The family doctor shortage in Canada has been in the news a lot lately, highlighting the struggle for many to find one.
An aging population, declining numbers of medical students entering family medicine, and an uptick in family doctors stopping work are all indications of a problem that is only going to get worse. Unless we do something about it.
There are many potential solutions. We need to increase the number of family medicine role models in medical school. We need to offer new grads the option of going into practice that doesn’t involve running their own small business. We need to improve family medicine pay relative to other medical specialties. We need to make it easier for family doctors to take a vacation while having their patients cared for.
But there’s one solution that comes up over and over again. We need to expand interprofessional teams.
Right now, most family doctors in Canada are small-business owners who run their own practices. They may work with a group of other doctors, sharing expenses for office space and reception staff but most run their own practice. However, few work with other health professionals like social workers, dietitians, pharmacists or nurse practitioners in their practice.
Yet the evidence is clear that family doctors working in teams with other health professionals is better for patients and better for clinicians.

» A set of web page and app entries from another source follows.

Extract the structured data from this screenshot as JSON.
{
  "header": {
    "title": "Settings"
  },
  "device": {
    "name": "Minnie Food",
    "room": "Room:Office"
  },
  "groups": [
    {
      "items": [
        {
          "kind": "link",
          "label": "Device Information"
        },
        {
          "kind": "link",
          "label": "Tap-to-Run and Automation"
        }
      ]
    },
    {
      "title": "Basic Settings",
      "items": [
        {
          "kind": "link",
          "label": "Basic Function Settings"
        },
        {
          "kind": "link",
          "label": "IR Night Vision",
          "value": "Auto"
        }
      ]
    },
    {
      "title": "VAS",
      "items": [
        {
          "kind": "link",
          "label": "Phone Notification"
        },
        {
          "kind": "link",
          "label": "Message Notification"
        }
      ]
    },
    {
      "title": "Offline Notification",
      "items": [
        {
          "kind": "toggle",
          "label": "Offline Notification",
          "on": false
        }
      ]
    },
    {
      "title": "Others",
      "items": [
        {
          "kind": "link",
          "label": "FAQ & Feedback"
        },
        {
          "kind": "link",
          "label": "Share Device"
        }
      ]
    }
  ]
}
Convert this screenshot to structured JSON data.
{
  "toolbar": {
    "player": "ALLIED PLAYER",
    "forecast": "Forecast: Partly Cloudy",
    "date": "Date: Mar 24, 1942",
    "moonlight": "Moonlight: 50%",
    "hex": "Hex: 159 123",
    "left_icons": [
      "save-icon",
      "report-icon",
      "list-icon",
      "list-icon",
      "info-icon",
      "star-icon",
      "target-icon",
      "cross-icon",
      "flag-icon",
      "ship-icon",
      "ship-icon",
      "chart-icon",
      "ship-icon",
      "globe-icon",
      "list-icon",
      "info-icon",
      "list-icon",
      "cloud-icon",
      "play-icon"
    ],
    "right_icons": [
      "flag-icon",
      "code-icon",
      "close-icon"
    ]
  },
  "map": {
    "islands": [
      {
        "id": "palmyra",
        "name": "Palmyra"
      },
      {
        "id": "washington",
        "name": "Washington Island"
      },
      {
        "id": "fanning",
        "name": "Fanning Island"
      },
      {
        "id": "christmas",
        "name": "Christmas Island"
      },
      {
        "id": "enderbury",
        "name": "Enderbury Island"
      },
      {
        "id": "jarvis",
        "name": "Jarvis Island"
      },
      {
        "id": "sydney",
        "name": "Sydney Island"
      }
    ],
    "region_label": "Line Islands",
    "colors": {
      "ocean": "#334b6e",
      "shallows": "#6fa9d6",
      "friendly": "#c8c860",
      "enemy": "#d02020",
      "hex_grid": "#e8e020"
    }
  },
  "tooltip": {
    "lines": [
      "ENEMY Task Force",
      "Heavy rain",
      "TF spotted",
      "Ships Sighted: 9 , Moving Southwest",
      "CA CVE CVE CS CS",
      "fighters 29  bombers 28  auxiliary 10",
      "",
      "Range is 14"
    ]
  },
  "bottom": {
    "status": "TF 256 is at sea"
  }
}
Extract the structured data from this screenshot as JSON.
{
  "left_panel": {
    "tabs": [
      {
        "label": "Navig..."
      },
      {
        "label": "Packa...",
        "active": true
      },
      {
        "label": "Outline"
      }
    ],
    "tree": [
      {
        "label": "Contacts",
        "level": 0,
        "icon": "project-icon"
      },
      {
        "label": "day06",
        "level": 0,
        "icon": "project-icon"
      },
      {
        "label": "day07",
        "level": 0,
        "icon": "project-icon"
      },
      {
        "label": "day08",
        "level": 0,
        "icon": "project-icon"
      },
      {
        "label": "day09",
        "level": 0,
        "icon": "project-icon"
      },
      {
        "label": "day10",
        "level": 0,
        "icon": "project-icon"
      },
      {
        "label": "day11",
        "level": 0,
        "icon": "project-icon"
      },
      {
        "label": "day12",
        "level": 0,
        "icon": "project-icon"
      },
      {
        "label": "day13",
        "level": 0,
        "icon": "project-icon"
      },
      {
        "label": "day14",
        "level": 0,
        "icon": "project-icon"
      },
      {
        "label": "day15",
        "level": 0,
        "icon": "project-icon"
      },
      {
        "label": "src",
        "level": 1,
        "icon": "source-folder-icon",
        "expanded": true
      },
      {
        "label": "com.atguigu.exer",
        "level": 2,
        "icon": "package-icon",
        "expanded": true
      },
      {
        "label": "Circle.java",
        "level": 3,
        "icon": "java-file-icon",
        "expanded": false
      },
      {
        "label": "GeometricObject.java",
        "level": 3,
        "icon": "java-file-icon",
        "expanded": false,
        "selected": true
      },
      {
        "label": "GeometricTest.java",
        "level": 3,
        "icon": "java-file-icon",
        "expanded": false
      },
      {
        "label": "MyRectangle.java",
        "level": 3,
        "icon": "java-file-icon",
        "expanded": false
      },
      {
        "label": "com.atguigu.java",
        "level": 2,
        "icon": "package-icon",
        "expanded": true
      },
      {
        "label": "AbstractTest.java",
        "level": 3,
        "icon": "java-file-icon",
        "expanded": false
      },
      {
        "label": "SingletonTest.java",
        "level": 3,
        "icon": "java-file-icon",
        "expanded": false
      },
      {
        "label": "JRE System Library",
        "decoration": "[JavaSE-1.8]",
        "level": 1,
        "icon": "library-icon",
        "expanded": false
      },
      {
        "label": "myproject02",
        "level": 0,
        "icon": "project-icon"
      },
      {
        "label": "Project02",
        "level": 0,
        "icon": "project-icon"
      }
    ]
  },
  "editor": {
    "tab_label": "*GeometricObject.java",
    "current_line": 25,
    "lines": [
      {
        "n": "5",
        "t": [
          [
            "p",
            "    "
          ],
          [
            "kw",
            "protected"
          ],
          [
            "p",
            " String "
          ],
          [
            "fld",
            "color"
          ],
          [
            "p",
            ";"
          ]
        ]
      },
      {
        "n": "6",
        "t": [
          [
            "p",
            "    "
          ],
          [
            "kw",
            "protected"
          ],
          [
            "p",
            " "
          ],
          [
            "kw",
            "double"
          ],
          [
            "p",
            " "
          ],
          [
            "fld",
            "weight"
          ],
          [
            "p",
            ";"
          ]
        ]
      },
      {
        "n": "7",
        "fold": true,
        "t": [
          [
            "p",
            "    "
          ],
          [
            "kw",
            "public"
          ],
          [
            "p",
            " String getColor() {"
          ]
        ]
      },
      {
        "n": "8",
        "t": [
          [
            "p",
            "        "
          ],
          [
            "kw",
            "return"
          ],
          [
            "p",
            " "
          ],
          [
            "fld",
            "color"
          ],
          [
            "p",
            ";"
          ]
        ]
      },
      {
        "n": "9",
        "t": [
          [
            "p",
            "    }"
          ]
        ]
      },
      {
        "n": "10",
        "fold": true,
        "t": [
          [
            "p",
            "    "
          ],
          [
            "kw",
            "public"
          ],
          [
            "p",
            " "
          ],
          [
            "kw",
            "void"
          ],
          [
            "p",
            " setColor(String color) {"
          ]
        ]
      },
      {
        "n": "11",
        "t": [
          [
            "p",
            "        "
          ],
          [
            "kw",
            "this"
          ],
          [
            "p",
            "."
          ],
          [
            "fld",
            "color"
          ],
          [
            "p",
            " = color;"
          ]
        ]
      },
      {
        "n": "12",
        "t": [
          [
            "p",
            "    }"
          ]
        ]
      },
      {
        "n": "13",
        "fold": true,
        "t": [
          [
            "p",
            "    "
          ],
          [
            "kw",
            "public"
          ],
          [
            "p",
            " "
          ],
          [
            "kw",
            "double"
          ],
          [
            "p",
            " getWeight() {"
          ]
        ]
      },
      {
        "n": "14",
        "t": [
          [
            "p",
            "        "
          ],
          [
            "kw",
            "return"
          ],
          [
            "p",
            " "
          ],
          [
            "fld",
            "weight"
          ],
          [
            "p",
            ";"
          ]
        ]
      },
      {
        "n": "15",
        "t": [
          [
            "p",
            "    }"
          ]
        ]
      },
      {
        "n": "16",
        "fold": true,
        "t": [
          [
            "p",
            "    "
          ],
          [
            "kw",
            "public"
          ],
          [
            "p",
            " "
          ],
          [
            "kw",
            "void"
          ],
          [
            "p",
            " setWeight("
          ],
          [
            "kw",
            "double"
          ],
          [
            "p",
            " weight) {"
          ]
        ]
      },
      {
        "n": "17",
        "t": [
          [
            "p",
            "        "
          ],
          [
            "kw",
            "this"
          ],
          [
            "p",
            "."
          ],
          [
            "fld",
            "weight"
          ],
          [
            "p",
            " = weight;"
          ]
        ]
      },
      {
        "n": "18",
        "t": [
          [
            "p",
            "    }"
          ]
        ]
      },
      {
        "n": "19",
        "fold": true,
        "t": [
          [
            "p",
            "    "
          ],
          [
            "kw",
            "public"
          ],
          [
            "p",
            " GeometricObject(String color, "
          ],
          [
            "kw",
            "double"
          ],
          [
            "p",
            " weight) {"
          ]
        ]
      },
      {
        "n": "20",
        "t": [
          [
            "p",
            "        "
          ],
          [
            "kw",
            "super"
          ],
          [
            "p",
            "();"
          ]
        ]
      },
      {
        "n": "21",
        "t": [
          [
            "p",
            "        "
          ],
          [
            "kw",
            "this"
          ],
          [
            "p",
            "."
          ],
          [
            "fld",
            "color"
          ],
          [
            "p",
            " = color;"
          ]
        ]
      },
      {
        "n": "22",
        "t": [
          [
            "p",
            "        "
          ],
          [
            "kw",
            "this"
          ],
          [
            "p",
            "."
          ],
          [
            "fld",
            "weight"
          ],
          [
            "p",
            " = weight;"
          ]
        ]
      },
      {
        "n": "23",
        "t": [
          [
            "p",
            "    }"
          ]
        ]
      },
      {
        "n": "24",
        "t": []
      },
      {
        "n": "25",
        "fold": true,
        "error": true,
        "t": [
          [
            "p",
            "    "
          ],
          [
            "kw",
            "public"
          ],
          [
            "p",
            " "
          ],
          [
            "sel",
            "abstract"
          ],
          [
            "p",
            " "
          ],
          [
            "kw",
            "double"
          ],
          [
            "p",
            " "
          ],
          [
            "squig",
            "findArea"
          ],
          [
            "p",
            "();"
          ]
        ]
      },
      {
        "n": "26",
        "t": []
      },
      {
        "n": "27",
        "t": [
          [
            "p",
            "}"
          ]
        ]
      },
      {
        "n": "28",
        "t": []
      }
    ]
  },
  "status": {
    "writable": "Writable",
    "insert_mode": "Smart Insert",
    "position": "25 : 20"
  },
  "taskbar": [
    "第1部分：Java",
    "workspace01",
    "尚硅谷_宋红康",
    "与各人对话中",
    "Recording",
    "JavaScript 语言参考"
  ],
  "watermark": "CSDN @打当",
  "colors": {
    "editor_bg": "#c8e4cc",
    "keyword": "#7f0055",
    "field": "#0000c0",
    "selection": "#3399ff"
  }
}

Our own research has shown that patients who have a doctor working with an interprofessional team were more likely to get recommended diabetes care. They were also less likely to visit the emergency department.